Hundreds protest against terrifying spate of homophobic and transphobic attacks in Liverpool


Hundreds marched through Liverpool city centre in protest over a spate of homophobic and transphobic attacks throughout Pride month.

In recent weeks at least seven victims of suspected hate crimes have been reported in local media, with several sharing their stories and photos of their bloodied faces online.

On Tuesday (22 June) LGBT+ people and allies gathered in a show of defiance against the horrific assaults, chanting “Whose lives matter? Queer lives matter,” and “Be angry, be here, be queer. We will not live in fear.”

“All these homophobic attacks that are happening in Liverpool are f**king disgusting, and they can’t go on any longer,” cried drag queen Angel Dewynter, who kicked off the speeches.
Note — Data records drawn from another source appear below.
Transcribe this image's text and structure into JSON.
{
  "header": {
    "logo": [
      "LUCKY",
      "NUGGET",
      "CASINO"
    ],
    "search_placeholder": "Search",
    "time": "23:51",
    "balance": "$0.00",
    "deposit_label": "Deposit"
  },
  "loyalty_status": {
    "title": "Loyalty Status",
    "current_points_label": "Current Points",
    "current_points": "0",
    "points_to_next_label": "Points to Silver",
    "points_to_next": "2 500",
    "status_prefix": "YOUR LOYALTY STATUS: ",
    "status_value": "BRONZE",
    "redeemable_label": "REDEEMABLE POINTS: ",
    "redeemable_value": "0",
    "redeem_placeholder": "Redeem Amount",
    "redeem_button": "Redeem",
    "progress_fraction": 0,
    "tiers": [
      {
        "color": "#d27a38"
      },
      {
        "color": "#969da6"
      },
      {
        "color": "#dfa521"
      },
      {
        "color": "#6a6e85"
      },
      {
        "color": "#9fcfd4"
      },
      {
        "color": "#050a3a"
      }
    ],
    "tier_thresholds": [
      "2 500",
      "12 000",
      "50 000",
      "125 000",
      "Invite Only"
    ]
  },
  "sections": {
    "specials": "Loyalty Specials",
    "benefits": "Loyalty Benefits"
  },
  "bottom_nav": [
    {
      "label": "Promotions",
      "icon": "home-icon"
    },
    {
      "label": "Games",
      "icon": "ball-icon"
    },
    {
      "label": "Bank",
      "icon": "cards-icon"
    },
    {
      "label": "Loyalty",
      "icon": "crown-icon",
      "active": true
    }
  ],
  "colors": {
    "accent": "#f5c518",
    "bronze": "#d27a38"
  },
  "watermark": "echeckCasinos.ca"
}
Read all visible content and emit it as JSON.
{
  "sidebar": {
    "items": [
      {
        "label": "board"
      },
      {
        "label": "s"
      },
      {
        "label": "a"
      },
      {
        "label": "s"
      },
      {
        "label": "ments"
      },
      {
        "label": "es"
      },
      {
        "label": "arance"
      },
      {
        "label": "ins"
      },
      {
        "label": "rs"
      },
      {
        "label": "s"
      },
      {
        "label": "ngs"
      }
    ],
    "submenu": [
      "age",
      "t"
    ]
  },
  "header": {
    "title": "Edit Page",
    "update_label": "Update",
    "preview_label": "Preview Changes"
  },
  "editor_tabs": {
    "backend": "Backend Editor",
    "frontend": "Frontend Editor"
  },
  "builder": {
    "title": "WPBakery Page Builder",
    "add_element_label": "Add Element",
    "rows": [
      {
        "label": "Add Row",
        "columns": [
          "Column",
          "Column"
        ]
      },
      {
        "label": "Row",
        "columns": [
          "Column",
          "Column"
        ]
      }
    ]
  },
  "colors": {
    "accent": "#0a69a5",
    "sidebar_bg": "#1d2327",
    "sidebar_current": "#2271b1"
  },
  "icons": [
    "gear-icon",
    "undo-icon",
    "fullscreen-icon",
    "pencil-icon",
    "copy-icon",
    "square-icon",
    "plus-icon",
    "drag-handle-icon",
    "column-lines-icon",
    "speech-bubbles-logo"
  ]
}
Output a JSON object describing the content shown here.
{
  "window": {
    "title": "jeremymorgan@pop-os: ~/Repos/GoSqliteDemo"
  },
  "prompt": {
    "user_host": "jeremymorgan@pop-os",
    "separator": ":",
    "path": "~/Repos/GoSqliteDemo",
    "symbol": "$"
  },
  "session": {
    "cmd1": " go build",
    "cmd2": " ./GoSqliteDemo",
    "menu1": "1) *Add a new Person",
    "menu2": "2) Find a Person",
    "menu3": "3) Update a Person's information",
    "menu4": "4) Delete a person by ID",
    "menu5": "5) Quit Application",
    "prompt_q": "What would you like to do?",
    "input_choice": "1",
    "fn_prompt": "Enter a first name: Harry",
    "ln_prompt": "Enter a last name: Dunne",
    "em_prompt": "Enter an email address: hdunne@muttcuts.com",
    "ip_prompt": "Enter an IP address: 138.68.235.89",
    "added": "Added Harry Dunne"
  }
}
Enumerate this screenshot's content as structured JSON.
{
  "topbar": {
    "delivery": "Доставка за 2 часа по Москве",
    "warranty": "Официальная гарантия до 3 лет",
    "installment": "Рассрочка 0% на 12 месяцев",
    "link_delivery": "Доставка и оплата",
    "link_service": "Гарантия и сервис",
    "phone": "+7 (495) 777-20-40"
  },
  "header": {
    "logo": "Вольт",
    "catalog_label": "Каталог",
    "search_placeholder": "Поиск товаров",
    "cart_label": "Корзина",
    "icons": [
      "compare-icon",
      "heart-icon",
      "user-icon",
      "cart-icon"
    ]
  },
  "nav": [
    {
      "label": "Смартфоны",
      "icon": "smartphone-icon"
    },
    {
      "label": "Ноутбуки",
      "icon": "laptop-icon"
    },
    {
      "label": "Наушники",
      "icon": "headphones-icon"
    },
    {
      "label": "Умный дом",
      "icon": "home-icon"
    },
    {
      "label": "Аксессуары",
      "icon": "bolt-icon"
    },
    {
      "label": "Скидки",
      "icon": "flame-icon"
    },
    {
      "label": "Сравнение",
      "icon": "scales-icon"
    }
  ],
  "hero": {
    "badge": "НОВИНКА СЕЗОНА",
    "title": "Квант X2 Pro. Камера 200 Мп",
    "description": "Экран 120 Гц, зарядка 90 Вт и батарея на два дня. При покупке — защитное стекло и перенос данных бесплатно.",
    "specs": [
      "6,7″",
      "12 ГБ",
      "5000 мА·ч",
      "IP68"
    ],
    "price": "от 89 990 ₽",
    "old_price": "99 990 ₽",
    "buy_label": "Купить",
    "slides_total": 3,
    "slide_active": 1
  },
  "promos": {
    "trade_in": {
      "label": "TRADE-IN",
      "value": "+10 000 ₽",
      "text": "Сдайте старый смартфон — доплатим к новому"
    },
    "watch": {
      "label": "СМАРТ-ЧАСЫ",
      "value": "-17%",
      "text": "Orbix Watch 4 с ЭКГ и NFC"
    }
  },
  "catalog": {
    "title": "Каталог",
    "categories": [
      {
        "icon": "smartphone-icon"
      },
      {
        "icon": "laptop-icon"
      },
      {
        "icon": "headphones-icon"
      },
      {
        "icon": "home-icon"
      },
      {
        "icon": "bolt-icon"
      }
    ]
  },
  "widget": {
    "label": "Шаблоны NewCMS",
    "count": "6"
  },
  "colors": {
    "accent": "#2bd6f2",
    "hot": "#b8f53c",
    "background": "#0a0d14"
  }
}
“I have literally been messaged about getting macheted and run over, and we’re still here today to fight for gay rights.”

Liverpool’s newly-elected mayor, Joanne Anderson, also condemned the attacks as she marched with the crowd. “This we will not tolerate in our city,” she declared.

She urged people to report anti-LGBT+ crimes, highlighting the “massive percentage of underreporting in your community”.

“We have to make sure people are prosecuted. We have to make sure we have resources, that we can take action to eradicate this from our society,” she said.

“I just want to thank everyone for coming out today. You absolutely, wholeheartedly have our support. Let’s say no to hate crime in our city.”

Among the first victims were a young woman, her girlfriend and her sister who were attacked and threatened with rape and murder last month.

This was followed by an attack on a gay couple, who were assaulted by knife-wielding thugs shouting homophobic slurs.

Then two 19-year-old friends, bisexual students Curtis Stewart and Josh Ormrod, were brutally beaten only days apart in the city centre.

27-year-old Greg Hewitt, whose leg was fractured in an attack, told the BBC that it had left him questioning if it was safe to go out in the city “and be who we are”.

This was echoed by Liverpool City Region Pride Foundation’s Andi Herring, who said there was “a lot of fear, anger and confusion” in the community.

The rise in attacks was acknowledged Merseyside’s Police and Crime Commissioner, Emily Spurrell. In a joint statement, she and Liverpool Regional mayor Steve Rotheram condemned the surge of bigotry, saying diversity was one of the region’s “great strengths”.

“The recent spate of homophobic attacks in Liverpool city centre fly in the face of those values and have understandably sent shockwaves throughout the region,” they said.

“That these attacks should occur during Pride Month, a time meant to celebrate our LGBT+ community, is especially upsetting and only serves to underline why Pride events are still needed.

“Everybody is welcome here,” they concluded. “Violence, bigotry, and hatred are not.”